The Hundred-Year House

When a poetry scholar goes digging through the decrepit estate of his wife's family to uncover a bygone arts colony's strange mysteries, he awakens a tenacious monster: his mother-in-law.
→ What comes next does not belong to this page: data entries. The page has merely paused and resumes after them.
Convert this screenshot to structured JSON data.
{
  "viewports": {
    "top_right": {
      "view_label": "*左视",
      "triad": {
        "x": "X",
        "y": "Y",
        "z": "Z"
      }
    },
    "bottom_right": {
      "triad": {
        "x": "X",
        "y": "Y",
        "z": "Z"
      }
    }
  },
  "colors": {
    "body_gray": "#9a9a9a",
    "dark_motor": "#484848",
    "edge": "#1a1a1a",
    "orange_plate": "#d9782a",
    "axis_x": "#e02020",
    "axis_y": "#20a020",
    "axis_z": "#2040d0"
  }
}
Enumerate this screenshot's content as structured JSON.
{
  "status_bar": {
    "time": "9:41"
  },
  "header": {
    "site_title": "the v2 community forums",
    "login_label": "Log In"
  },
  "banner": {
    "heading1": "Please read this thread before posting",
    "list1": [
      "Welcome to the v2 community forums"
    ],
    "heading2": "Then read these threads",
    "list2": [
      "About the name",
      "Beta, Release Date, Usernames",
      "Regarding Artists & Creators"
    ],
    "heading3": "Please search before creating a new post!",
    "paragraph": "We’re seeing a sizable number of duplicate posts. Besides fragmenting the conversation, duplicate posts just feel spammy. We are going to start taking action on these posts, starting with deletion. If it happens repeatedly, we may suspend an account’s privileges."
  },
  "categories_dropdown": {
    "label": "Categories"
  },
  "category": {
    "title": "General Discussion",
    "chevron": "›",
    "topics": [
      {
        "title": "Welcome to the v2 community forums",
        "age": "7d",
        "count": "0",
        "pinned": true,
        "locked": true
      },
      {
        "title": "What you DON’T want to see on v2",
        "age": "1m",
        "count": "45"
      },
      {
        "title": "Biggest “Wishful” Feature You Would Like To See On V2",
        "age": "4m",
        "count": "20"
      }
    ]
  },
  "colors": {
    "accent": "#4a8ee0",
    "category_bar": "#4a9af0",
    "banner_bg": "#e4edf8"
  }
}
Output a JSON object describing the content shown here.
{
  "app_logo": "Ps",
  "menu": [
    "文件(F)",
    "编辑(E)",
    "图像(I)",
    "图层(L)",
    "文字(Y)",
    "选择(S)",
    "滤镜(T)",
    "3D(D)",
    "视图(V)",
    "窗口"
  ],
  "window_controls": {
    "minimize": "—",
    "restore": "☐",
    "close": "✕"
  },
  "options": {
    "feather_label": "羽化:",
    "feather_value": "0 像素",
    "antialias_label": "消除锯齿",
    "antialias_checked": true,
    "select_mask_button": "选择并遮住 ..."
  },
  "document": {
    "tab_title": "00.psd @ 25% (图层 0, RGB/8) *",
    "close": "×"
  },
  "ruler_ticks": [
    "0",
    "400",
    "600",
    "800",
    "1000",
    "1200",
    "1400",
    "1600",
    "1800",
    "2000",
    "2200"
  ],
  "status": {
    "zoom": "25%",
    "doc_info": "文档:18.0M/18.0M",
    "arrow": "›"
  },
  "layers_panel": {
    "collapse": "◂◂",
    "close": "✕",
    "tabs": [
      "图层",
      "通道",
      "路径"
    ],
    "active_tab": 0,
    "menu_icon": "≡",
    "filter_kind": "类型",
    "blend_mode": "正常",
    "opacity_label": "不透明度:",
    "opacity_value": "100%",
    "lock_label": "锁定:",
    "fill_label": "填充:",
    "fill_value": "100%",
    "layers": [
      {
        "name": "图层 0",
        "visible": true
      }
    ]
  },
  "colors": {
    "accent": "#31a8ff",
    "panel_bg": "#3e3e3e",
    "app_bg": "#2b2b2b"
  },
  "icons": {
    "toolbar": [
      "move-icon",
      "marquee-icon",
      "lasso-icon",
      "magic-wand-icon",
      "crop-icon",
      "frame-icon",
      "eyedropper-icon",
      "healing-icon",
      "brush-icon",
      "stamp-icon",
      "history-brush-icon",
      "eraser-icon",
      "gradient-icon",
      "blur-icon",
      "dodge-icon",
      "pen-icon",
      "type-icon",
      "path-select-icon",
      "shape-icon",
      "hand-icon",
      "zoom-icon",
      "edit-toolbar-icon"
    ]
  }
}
A wickedly funny take on aging aristocracies from author Rebecca Makkai (The Borrower).